- Is often able to obtain outcomes involving treatment instead of jail.
- Understands how to structure outcomes so you can clean up your record.
The following are common controlled substance for transportation or sale offenses. My experience as a criminal defense attorney handling cases in Placer County, Roseville, Granite Bay, Auburn, Lincoln, Rocklin, and Loomis for more than 25 years allows me to get to the best outcome possible on your case.
If you are facing these or other charges, call me at (530) 823-5400 to set up a free consultation.TRANSPORTATION OR SALE
Transportation or sale—stimulant
0 – 365 days
2y, 3y or 4y
Transportation or sale—opiate
0 – 365 days
3y, 4y or 5y
Driver’s License Suspension
If under 21
Firearm Possession Prohibition
Diversion Eligibility (PC 1000)
Proposition 36 Eligibility
The transportation or sale of a stimulant is charged as a violation of California Health and Safety Code section 11379(a). The transportation or sale of an opiate is charged as a violation of CA H&S section 11352.
With more than 25 years of experience, I have the criminal defense expertise to make sure your drug sale case is handled as effectively as possible.Burden of Proof

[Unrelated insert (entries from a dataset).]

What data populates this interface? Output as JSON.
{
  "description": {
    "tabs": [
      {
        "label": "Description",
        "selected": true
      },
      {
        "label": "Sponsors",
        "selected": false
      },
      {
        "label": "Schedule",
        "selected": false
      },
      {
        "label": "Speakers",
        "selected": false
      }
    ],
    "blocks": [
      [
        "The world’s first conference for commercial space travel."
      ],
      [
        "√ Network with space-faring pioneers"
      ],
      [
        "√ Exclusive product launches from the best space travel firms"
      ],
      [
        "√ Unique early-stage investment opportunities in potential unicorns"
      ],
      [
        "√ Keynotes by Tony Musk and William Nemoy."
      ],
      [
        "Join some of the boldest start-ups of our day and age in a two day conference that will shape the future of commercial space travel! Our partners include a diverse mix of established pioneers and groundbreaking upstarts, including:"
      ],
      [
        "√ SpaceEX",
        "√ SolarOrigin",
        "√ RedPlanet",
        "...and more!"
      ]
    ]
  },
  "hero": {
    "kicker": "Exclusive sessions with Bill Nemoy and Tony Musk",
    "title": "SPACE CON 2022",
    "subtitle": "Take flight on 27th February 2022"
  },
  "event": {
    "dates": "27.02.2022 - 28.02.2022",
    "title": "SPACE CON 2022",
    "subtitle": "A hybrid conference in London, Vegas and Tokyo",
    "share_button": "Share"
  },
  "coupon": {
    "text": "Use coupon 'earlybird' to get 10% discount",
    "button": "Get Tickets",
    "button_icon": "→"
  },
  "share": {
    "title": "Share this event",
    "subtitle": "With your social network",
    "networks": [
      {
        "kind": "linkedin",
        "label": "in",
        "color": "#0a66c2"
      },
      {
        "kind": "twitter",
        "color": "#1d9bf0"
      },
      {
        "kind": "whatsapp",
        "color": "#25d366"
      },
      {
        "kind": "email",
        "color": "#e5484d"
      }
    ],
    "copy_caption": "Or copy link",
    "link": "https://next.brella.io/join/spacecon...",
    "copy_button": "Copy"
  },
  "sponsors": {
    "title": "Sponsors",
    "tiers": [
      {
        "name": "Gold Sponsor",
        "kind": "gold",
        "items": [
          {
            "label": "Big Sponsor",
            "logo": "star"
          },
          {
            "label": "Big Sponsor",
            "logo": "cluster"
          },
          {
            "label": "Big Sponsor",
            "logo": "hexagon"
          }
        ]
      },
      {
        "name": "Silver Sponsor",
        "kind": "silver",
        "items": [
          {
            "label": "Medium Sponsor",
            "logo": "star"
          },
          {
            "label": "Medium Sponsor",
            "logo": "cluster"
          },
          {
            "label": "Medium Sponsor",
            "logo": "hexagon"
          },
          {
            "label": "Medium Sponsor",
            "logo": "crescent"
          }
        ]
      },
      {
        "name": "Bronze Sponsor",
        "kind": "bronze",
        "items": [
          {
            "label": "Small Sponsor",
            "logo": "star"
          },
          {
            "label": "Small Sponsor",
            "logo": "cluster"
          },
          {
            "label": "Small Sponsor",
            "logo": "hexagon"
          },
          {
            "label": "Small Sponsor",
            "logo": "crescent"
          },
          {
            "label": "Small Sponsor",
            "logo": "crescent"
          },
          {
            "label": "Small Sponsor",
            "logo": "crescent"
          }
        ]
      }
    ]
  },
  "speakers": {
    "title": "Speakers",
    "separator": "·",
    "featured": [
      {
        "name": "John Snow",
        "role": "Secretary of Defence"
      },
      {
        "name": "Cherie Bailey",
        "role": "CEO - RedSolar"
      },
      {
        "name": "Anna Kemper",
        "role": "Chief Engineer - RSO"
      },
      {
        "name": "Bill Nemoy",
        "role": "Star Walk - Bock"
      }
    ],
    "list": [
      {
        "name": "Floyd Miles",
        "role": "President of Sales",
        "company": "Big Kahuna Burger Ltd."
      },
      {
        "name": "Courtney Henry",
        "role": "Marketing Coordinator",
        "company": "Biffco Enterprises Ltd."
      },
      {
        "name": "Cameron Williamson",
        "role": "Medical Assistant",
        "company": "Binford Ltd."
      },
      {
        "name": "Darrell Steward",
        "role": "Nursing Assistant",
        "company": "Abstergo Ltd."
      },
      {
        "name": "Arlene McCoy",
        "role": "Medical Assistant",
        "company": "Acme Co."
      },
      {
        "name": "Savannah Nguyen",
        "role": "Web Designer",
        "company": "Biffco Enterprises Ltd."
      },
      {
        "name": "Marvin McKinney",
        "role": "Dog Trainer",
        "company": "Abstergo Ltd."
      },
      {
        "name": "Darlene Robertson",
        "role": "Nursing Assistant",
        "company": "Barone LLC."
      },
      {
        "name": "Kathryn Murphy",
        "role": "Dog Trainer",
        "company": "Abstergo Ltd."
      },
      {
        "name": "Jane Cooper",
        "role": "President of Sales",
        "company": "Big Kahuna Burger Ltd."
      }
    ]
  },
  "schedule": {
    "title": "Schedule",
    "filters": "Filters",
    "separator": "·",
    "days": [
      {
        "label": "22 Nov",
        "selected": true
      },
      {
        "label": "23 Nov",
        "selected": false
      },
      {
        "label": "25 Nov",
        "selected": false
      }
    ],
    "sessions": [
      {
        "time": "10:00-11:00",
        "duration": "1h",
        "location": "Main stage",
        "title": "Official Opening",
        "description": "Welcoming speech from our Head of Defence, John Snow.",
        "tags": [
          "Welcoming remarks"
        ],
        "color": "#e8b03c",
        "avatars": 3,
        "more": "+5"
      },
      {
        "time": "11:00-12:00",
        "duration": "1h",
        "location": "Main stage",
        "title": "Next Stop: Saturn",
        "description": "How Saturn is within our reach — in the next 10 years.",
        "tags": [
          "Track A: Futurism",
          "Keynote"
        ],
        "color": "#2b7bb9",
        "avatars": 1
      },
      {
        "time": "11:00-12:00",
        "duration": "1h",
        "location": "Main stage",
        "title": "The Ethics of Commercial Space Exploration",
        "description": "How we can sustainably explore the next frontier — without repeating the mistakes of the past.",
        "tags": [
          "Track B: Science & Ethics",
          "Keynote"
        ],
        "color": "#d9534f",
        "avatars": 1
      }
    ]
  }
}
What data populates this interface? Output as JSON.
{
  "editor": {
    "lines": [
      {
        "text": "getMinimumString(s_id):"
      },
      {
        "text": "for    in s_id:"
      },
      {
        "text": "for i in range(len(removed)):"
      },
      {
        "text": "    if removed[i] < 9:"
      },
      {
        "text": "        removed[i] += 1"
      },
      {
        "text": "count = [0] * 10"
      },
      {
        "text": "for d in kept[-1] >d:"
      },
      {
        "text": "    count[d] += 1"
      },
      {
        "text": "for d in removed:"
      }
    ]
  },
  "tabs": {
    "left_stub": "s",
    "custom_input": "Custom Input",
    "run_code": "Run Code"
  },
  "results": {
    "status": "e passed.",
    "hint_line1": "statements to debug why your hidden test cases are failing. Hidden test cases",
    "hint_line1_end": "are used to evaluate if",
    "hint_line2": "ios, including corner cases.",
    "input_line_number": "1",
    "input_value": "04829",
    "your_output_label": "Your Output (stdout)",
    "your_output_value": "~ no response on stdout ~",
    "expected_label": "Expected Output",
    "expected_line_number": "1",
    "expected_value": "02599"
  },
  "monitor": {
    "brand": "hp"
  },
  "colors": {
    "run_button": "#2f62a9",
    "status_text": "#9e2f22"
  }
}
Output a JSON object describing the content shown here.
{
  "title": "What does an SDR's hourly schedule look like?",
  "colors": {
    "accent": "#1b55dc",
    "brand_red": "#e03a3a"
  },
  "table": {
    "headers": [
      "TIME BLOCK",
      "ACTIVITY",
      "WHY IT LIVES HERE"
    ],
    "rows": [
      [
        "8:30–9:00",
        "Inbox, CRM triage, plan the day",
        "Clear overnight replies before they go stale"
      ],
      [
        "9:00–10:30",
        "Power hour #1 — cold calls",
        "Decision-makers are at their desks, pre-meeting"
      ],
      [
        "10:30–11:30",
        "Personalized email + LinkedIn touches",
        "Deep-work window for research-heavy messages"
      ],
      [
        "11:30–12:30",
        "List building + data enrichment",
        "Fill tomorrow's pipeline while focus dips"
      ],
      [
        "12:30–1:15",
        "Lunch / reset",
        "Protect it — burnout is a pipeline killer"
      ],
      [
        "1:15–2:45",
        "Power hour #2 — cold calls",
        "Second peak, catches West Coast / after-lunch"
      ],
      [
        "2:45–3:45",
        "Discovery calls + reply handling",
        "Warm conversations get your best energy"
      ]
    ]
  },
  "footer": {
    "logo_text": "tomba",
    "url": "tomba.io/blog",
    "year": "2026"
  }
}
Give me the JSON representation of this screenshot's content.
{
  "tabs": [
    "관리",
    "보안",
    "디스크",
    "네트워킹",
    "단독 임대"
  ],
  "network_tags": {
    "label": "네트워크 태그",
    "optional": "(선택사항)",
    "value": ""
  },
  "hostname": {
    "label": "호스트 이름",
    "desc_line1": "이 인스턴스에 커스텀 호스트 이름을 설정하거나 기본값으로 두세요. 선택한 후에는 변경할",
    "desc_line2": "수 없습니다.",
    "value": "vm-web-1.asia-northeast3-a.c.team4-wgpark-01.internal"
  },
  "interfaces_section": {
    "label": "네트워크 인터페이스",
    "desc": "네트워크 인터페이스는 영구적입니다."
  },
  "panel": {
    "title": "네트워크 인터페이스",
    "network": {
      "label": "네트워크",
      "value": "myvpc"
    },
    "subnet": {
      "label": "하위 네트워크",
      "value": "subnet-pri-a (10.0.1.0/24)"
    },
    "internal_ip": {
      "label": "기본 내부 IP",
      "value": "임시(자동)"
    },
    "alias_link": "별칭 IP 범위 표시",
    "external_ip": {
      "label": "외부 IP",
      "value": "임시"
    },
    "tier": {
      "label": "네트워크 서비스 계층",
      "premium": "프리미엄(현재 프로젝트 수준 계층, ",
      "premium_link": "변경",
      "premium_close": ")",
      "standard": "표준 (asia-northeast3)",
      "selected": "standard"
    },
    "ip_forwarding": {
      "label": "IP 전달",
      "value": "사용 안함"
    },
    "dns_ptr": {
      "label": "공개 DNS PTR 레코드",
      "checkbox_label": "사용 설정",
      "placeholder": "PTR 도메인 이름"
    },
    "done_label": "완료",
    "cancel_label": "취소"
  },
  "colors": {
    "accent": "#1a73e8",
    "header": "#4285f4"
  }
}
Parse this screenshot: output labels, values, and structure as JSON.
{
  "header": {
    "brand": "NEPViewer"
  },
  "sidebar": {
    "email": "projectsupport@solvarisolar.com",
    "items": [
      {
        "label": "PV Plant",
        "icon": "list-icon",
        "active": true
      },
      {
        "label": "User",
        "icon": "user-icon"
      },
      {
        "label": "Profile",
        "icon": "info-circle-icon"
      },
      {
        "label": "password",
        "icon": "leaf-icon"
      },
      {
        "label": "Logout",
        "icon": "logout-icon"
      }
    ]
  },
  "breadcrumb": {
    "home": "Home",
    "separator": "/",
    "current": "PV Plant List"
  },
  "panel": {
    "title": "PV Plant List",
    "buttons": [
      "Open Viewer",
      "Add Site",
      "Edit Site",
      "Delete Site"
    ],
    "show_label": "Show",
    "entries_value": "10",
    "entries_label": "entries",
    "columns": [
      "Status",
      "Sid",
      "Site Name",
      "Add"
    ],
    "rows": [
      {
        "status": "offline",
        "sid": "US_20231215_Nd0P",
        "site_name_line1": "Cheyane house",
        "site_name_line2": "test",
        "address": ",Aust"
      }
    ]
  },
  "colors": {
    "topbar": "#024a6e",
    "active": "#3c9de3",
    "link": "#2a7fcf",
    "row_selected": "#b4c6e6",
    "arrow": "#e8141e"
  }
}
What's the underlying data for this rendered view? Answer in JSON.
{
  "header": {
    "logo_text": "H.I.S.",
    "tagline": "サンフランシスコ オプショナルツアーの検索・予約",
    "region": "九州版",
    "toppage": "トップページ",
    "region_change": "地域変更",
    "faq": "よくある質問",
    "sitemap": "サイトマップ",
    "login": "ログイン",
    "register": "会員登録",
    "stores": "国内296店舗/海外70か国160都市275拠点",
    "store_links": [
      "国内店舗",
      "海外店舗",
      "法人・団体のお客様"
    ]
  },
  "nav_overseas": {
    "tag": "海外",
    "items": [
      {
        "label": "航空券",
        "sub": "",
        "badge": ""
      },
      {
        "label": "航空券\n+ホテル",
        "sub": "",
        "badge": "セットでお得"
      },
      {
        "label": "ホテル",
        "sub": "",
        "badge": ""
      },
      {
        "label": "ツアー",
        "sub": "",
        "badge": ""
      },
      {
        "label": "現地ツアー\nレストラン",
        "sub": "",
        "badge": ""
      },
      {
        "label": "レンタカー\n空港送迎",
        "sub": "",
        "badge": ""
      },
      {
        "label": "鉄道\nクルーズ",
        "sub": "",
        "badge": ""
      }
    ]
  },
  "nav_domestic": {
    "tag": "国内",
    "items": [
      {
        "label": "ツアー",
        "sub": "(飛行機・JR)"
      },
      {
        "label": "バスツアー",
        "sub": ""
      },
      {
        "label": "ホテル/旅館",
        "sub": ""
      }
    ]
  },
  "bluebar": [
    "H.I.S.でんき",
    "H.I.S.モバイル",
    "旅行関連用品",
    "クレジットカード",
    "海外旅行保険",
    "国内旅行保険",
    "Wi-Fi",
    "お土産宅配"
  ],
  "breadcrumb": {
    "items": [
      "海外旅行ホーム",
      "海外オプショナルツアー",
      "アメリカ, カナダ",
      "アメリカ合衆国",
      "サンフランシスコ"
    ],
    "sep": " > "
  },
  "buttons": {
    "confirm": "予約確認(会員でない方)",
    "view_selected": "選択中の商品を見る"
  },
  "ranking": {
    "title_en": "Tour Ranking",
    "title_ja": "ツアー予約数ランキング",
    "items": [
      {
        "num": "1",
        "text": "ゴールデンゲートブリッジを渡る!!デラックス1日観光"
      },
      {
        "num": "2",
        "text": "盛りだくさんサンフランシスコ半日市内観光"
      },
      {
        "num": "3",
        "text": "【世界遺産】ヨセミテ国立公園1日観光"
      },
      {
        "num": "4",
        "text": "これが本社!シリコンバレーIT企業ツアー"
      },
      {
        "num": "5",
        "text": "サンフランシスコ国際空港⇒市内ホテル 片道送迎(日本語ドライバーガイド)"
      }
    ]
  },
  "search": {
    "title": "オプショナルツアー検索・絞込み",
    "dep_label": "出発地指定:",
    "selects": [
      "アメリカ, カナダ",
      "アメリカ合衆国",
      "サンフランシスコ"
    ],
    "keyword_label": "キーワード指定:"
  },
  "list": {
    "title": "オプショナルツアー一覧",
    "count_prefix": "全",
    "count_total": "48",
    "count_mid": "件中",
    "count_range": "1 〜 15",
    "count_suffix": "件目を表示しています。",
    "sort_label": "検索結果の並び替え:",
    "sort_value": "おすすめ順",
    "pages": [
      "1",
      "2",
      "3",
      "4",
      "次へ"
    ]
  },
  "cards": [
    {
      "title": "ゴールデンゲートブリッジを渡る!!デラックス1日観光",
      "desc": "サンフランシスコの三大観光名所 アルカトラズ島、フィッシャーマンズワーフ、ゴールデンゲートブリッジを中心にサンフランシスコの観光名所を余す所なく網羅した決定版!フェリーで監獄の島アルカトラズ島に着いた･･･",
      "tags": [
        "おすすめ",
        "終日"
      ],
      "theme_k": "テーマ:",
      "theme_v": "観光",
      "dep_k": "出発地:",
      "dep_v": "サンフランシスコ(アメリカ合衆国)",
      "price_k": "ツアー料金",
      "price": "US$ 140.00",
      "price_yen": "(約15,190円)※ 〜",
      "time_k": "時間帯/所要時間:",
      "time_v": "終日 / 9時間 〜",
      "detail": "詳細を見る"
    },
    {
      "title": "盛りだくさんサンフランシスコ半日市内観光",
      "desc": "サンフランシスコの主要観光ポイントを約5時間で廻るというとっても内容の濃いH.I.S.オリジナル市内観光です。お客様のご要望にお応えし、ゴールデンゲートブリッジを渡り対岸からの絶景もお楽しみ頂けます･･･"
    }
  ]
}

In order to convict you of a transportation or sale offense, the prosecutor must prove that:
- You sold1 , furnished, administered2 , gave away, transported3 , or imported a controlled substance,
- You knew you possessed the substance,4
- You knew the substance was a controlled substance,5
- The controlled substance was methamphetamine or heroin,
- There was a sufficient quantity of the substance to be used as a drug (not merely useless traces).
Although the specific legal defenses that apply to your case will vary, several defenses are common possession for sale charges. Some of these include (but are not limited to):
- The controlled substance was discovered during an unlawful search.
- You did not have actual or constructive possession of the controlled substance.
- You did not possess the controlled substance with the intent to sell, furnish, administer, give away, transport, or import it—you only intended to use it yourself.
When the police fail to follow the law while searching for drugs or searching your cell phone, the court may refuse to allow the prosecutor to use this unlawfully gathered evidence against you. Since drug and telephone searches are frequently done without a search warrant, careful review of these issues is critical.Negotiated Settlements
If you decide you cannot successfully defend against the charge, and you need to enter an admission to settle your case, you will want to:
- Carefully negotiate the offense you admit to.
- Negotiate to avoid jail, replacing it with treatment.
- Make arrangements, in advance, to clean up your criminal record as soon as possible.
- Take advantage of the situation and get healthy.
You may be eligible for diversion or drug court—which can allow you to avoid a conviction on your record and at the same time keep you out of jail.
If you are facing drug charges, I can help. Call me at (530) 823-5400 to set up a free consultation.
1 Selling means exchanging a controlled substance for money, services, or anything of value.
2 A person administers a substance if he or she applies it directly to the body of another person by injection, or by any other means, or causes the other person to inhale, ingest, or otherwise consume the substance
3 A person transports something if he or she carries or moves it from one location to another, even if the distance is short.
4 Two or more people may possess something at the same time. A person does not have to actually hold or touch something, to possess it. It is enough if the person has control over it or the right to control it, either personally or through another person. [CalCrime 2304]
5 The prosecutor does not need to prove you knew which speciﬁc controlled substance you sold, furnished, administered, gave away, transported, or imported.
6 A usable amount is a quantity that is enough to be used by someone as a controlled substance. Useless traces or debris are not usable amounts. On the other hand, a usable amount does not have to be enough, in either amount or strength, to affect the user. [CalCrime 2304]